GOAL OF THE EXERCISE. Omit the images. Reproduce each line of the records exactly as it appears.

EXERCISE INPUTS.
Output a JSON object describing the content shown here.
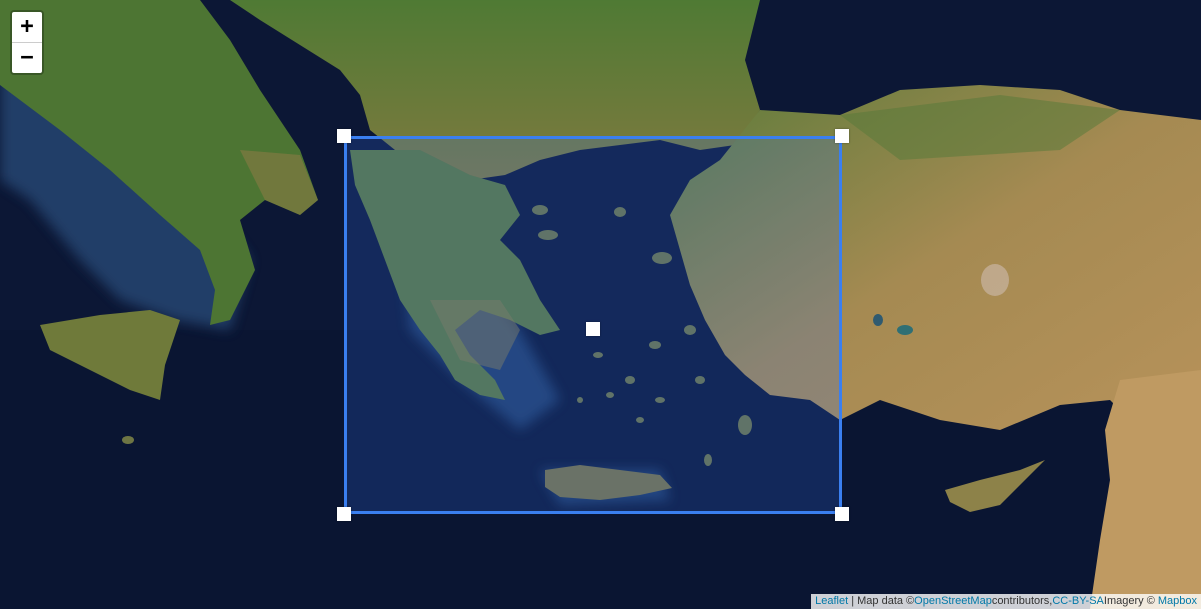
{
  "map": {
    "style": "satellite",
    "colors": {
      "sea": "#0e1a3a",
      "deep_sea": "#0a1430",
      "shallow_glow": "#2a4d7a",
      "land_green": "#3f6b2a",
      "land_tan": "#a8894f",
      "selection": "#3a7ff0"
    }
  },
  "zoom_control": {
    "zoom_in_label": "+",
    "zoom_out_label": "−"
  },
  "selection": {
    "handles": [
      "top-left",
      "top-right",
      "bottom-left",
      "bottom-right",
      "center"
    ]
  },
  "attribution": {
    "leaflet": "Leaflet",
    "sep": " | ",
    "map_data_text": "Map data ©",
    "osm": "OpenStreetMap",
    "contributors": "contributors,",
    "license": "CC-BY-SA",
    "imagery_text": "Imagery © ",
    "provider": "Mapbox"
  }
}
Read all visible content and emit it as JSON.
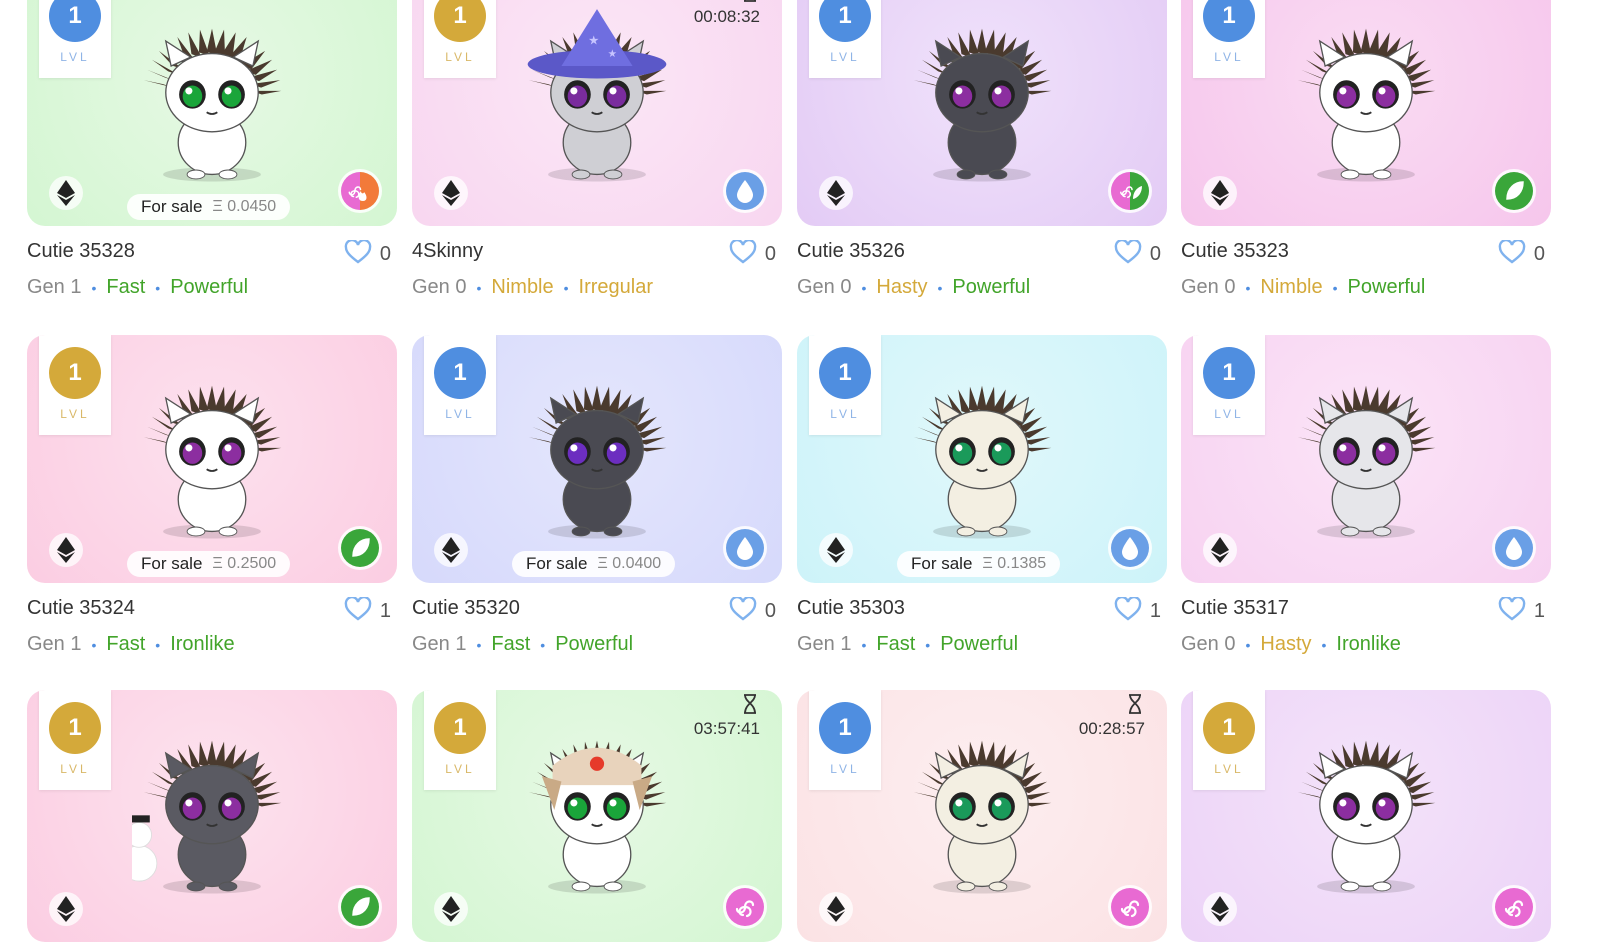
{
  "cards": [
    {
      "level": "1",
      "lvl_label": "LVL",
      "lvl_color": "blue",
      "bg": "#d4f6d2",
      "bg2": "#e6f9e4",
      "timer": "",
      "for_sale": "For sale",
      "price": "Ξ 0.0450",
      "name": "Cutie 35328",
      "likes": "0",
      "gen": "Gen 1",
      "trait1": "Fast",
      "trait1_color": "green",
      "trait2": "Powerful",
      "trait2_color": "green",
      "element": "wind-fire",
      "element_icon": "wind-fire-icon",
      "fur": "#ffffff",
      "eyes": "#1aa53a"
    },
    {
      "level": "1",
      "lvl_label": "LVL",
      "lvl_color": "gold",
      "bg": "#f8d6f0",
      "bg2": "#fbe7f6",
      "timer": "00:08:32",
      "for_sale": "",
      "price": "",
      "name": "4Skinny",
      "likes": "0",
      "gen": "Gen 0",
      "trait1": "Nimble",
      "trait1_color": "gold",
      "trait2": "Irregular",
      "trait2_color": "gold",
      "element": "water",
      "element_icon": "water-drop-icon",
      "fur": "#cfcfd4",
      "eyes": "#7a2c9e",
      "hat": "wizard"
    },
    {
      "level": "1",
      "lvl_label": "LVL",
      "lvl_color": "blue",
      "bg": "#e3cbf5",
      "bg2": "#f0e2fb",
      "timer": "",
      "for_sale": "",
      "price": "",
      "name": "Cutie 35326",
      "likes": "0",
      "gen": "Gen 0",
      "trait1": "Hasty",
      "trait1_color": "gold",
      "trait2": "Powerful",
      "trait2_color": "green",
      "element": "wind-earth",
      "element_icon": "wind-leaf-icon",
      "fur": "#4a4a52",
      "eyes": "#8c2ea0"
    },
    {
      "level": "1",
      "lvl_label": "LVL",
      "lvl_color": "blue",
      "bg": "#f6c6ec",
      "bg2": "#fadcf3",
      "timer": "",
      "for_sale": "",
      "price": "",
      "name": "Cutie 35323",
      "likes": "0",
      "gen": "Gen 0",
      "trait1": "Nimble",
      "trait1_color": "gold",
      "trait2": "Powerful",
      "trait2_color": "green",
      "element": "earth",
      "element_icon": "leaf-icon",
      "fur": "#ffffff",
      "eyes": "#8c2ea0"
    },
    {
      "level": "1",
      "lvl_label": "LVL",
      "lvl_color": "gold",
      "bg": "#fbcde2",
      "bg2": "#fde1ee",
      "timer": "",
      "for_sale": "For sale",
      "price": "Ξ 0.2500",
      "name": "Cutie 35324",
      "likes": "1",
      "gen": "Gen 1",
      "trait1": "Fast",
      "trait1_color": "green",
      "trait2": "Ironlike",
      "trait2_color": "green",
      "element": "earth",
      "element_icon": "leaf-icon",
      "fur": "#ffffff",
      "eyes": "#8c2ea0"
    },
    {
      "level": "1",
      "lvl_label": "LVL",
      "lvl_color": "blue",
      "bg": "#d6d9fb",
      "bg2": "#e4e6fd",
      "timer": "",
      "for_sale": "For sale",
      "price": "Ξ 0.0400",
      "name": "Cutie 35320",
      "likes": "0",
      "gen": "Gen 1",
      "trait1": "Fast",
      "trait1_color": "green",
      "trait2": "Powerful",
      "trait2_color": "green",
      "element": "water",
      "element_icon": "water-drop-icon",
      "fur": "#4a4a52",
      "eyes": "#6c2ec0"
    },
    {
      "level": "1",
      "lvl_label": "LVL",
      "lvl_color": "blue",
      "bg": "#cdf3f9",
      "bg2": "#e0f8fb",
      "timer": "",
      "for_sale": "For sale",
      "price": "Ξ 0.1385",
      "name": "Cutie 35303",
      "likes": "1",
      "gen": "Gen 1",
      "trait1": "Fast",
      "trait1_color": "green",
      "trait2": "Powerful",
      "trait2_color": "green",
      "element": "water",
      "element_icon": "water-drop-icon",
      "fur": "#f3efe2",
      "eyes": "#1a9a5a"
    },
    {
      "level": "1",
      "lvl_label": "LVL",
      "lvl_color": "blue",
      "bg": "#f7d2f1",
      "bg2": "#fbe4f7",
      "timer": "",
      "for_sale": "",
      "price": "",
      "name": "Cutie 35317",
      "likes": "1",
      "gen": "Gen 0",
      "trait1": "Hasty",
      "trait1_color": "gold",
      "trait2": "Ironlike",
      "trait2_color": "green",
      "element": "water",
      "element_icon": "water-drop-icon",
      "fur": "#e6e6ea",
      "eyes": "#8c2ea0"
    },
    {
      "level": "1",
      "lvl_label": "LVL",
      "lvl_color": "gold",
      "bg": "#fbcde2",
      "bg2": "#fde3ee",
      "timer": "",
      "for_sale": "",
      "price": "",
      "name": "",
      "likes": "",
      "gen": "",
      "trait1": "",
      "trait1_color": "green",
      "trait2": "",
      "trait2_color": "green",
      "element": "earth",
      "element_icon": "leaf-icon",
      "fur": "#5a5a62",
      "eyes": "#8c2ea0",
      "hat": "snowman"
    },
    {
      "level": "1",
      "lvl_label": "LVL",
      "lvl_color": "gold",
      "bg": "#d4f6d2",
      "bg2": "#e6f9e4",
      "timer": "03:57:41",
      "for_sale": "",
      "price": "",
      "name": "",
      "likes": "",
      "gen": "",
      "trait1": "",
      "trait1_color": "green",
      "trait2": "",
      "trait2_color": "green",
      "element": "wind",
      "element_icon": "wind-icon",
      "fur": "#ffffff",
      "eyes": "#1aa53a",
      "hat": "ushanka"
    },
    {
      "level": "1",
      "lvl_label": "LVL",
      "lvl_color": "blue",
      "bg": "#fbe2e4",
      "bg2": "#fdeef0",
      "timer": "00:28:57",
      "for_sale": "",
      "price": "",
      "name": "",
      "likes": "",
      "gen": "",
      "trait1": "",
      "trait1_color": "green",
      "trait2": "",
      "trait2_color": "green",
      "element": "wind",
      "element_icon": "wind-icon",
      "fur": "#f3efe2",
      "eyes": "#1a9a5a"
    },
    {
      "level": "1",
      "lvl_label": "LVL",
      "lvl_color": "gold",
      "bg": "#ecd3f7",
      "bg2": "#f4e3fa",
      "timer": "",
      "for_sale": "",
      "price": "",
      "name": "",
      "likes": "",
      "gen": "",
      "trait1": "",
      "trait1_color": "green",
      "trait2": "",
      "trait2_color": "green",
      "element": "wind",
      "element_icon": "wind-icon",
      "fur": "#ffffff",
      "eyes": "#8c2ea0"
    }
  ],
  "colors": {
    "green": "#42a42a",
    "gold": "#d4a93a",
    "blue": "#4f8ee0"
  },
  "icons": {
    "currency": "ethereum-icon",
    "like": "heart-icon",
    "timer": "hourglass-icon"
  }
}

SOLUTION TO THE PROBLEM.
Output a JSON object describing the content shown here.
{
  "map": {
    "style": "satellite",
    "colors": {
      "sea": "#0e1a3a",
      "deep_sea": "#0a1430",
      "shallow_glow": "#2a4d7a",
      "land_green": "#3f6b2a",
      "land_tan": "#a8894f",
      "selection": "#3a7ff0"
    }
  },
  "zoom_control": {
    "zoom_in_label": "+",
    "zoom_out_label": "−"
  },
  "selection": {
    "handles": [
      "top-left",
      "top-right",
      "bottom-left",
      "bottom-right",
      "center"
    ]
  },
  "attribution": {
    "leaflet": "Leaflet",
    "sep": " | ",
    "map_data_text": "Map data ©",
    "osm": "OpenStreetMap",
    "contributors": "contributors,",
    "license": "CC-BY-SA",
    "imagery_text": "Imagery © ",
    "provider": "Mapbox"
  }
}
Read all visible content and emit it as JSON.
{
  "cards": [
    {
      "level": "1",
      "lvl_label": "LVL",
      "lvl_color": "blue",
      "bg": "#d4f6d2",
      "bg2": "#e6f9e4",
      "timer": "",
      "for_sale": "For sale",
      "price": "Ξ 0.0450",
      "name": "Cutie 35328",
      "likes": "0",
      "gen": "Gen 1",
      "trait1": "Fast",
      "trait1_color": "green",
      "trait2": "Powerful",
      "trait2_color": "green",
      "element": "wind-fire",
      "element_icon": "wind-fire-icon",
      "fur": "#ffffff",
      "eyes": "#1aa53a"
    },
    {
      "level": "1",
      "lvl_label": "LVL",
      "lvl_color": "gold",
      "bg": "#f8d6f0",
      "bg2": "#fbe7f6",
      "timer": "00:08:32",
      "for_sale": "",
      "price": "",
      "name": "4Skinny",
      "likes": "0",
      "gen": "Gen 0",
      "trait1": "Nimble",
      "trait1_color": "gold",
      "trait2": "Irregular",
      "trait2_color": "gold",
      "element": "water",
      "element_icon": "water-drop-icon",
      "fur": "#cfcfd4",
      "eyes": "#7a2c9e",
      "hat": "wizard"
    },
    {
      "level": "1",
      "lvl_label": "LVL",
      "lvl_color": "blue",
      "bg": "#e3cbf5",
      "bg2": "#f0e2fb",
      "timer": "",
      "for_sale": "",
      "price": "",
      "name": "Cutie 35326",
      "likes": "0",
      "gen": "Gen 0",
      "trait1": "Hasty",
      "trait1_color": "gold",
      "trait2": "Powerful",
      "trait2_color": "green",
      "element": "wind-earth",
      "element_icon": "wind-leaf-icon",
      "fur": "#4a4a52",
      "eyes": "#8c2ea0"
    },
    {
      "level": "1",
      "lvl_label": "LVL",
      "lvl_color": "blue",
      "bg": "#f6c6ec",
      "bg2": "#fadcf3",
      "timer": "",
      "for_sale": "",
      "price": "",
      "name": "Cutie 35323",
      "likes": "0",
      "gen": "Gen 0",
      "trait1": "Nimble",
      "trait1_color": "gold",
      "trait2": "Powerful",
      "trait2_color": "green",
      "element": "earth",
      "element_icon": "leaf-icon",
      "fur": "#ffffff",
      "eyes": "#8c2ea0"
    },
    {
      "level": "1",
      "lvl_label": "LVL",
      "lvl_color": "gold",
      "bg": "#fbcde2",
      "bg2": "#fde1ee",
      "timer": "",
      "for_sale": "For sale",
      "price": "Ξ 0.2500",
      "name": "Cutie 35324",
      "likes": "1",
      "gen": "Gen 1",
      "trait1": "Fast",
      "trait1_color": "green",
      "trait2": "Ironlike",
      "trait2_color": "green",
      "element": "earth",
      "element_icon": "leaf-icon",
      "fur": "#ffffff",
      "eyes": "#8c2ea0"
    },
    {
      "level": "1",
      "lvl_label": "LVL",
      "lvl_color": "blue",
      "bg": "#d6d9fb",
      "bg2": "#e4e6fd",
      "timer": "",
      "for_sale": "For sale",
      "price": "Ξ 0.0400",
      "name": "Cutie 35320",
      "likes": "0",
      "gen": "Gen 1",
      "trait1": "Fast",
      "trait1_color": "green",
      "trait2": "Powerful",
      "trait2_color": "green",
      "element": "water",
      "element_icon": "water-drop-icon",
      "fur": "#4a4a52",
      "eyes": "#6c2ec0"
    },
    {
      "level": "1",
      "lvl_label": "LVL",
      "lvl_color": "blue",
      "bg": "#cdf3f9",
      "bg2": "#e0f8fb",
      "timer": "",
      "for_sale": "For sale",
      "price": "Ξ 0.1385",
      "name": "Cutie 35303",
      "likes": "1",
      "gen": "Gen 1",
      "trait1": "Fast",
      "trait1_color": "green",
      "trait2": "Powerful",
      "trait2_color": "green",
      "element": "water",
      "element_icon": "water-drop-icon",
      "fur": "#f3efe2",
      "eyes": "#1a9a5a"
    },
    {
      "level": "1",
      "lvl_label": "LVL",
      "lvl_color": "blue",
      "bg": "#f7d2f1",
      "bg2": "#fbe4f7",
      "timer": "",
      "for_sale": "",
      "price": "",
      "name": "Cutie 35317",
      "likes": "1",
      "gen": "Gen 0",
      "trait1": "Hasty",
      "trait1_color": "gold",
      "trait2": "Ironlike",
      "trait2_color": "green",
      "element": "water",
      "element_icon": "water-drop-icon",
      "fur": "#e6e6ea",
      "eyes": "#8c2ea0"
    },
    {
      "level": "1",
      "lvl_label": "LVL",
      "lvl_color": "gold",
      "bg": "#fbcde2",
      "bg2": "#fde3ee",
      "timer": "",
      "for_sale": "",
      "price": "",
      "name": "",
      "likes": "",
      "gen": "",
      "trait1": "",
      "trait1_color": "green",
      "trait2": "",
      "trait2_color": "green",
      "element": "earth",
      "element_icon": "leaf-icon",
      "fur": "#5a5a62",
      "eyes": "#8c2ea0",
      "hat": "snowman"
    },
    {
      "level": "1",
      "lvl_label": "LVL",
      "lvl_color": "gold",
      "bg": "#d4f6d2",
      "bg2": "#e6f9e4",
      "timer": "03:57:41",
      "for_sale": "",
      "price": "",
      "name": "",
      "likes": "",
      "gen": "",
      "trait1": "",
      "trait1_color": "green",
      "trait2": "",
      "trait2_color": "green",
      "element": "wind",
      "element_icon": "wind-icon",
      "fur": "#ffffff",
      "eyes": "#1aa53a",
      "hat": "ushanka"
    },
    {
      "level": "1",
      "lvl_label": "LVL",
      "lvl_color": "blue",
      "bg": "#fbe2e4",
      "bg2": "#fdeef0",
      "timer": "00:28:57",
      "for_sale": "",
      "price": "",
      "name": "",
      "likes": "",
      "gen": "",
      "trait1": "",
      "trait1_color": "green",
      "trait2": "",
      "trait2_color": "green",
      "element": "wind",
      "element_icon": "wind-icon",
      "fur": "#f3efe2",
      "eyes": "#1a9a5a"
    },
    {
      "level": "1",
      "lvl_label": "LVL",
      "lvl_color": "gold",
      "bg": "#ecd3f7",
      "bg2": "#f4e3fa",
      "timer": "",
      "for_sale": "",
      "price": "",
      "name": "",
      "likes": "",
      "gen": "",
      "trait1": "",
      "trait1_color": "green",
      "trait2": "",
      "trait2_color": "green",
      "element": "wind",
      "element_icon": "wind-icon",
      "fur": "#ffffff",
      "eyes": "#8c2ea0"
    }
  ],
  "colors": {
    "green": "#42a42a",
    "gold": "#d4a93a",
    "blue": "#4f8ee0"
  },
  "icons": {
    "currency": "ethereum-icon",
    "like": "heart-icon",
    "timer": "hourglass-icon"
  }
}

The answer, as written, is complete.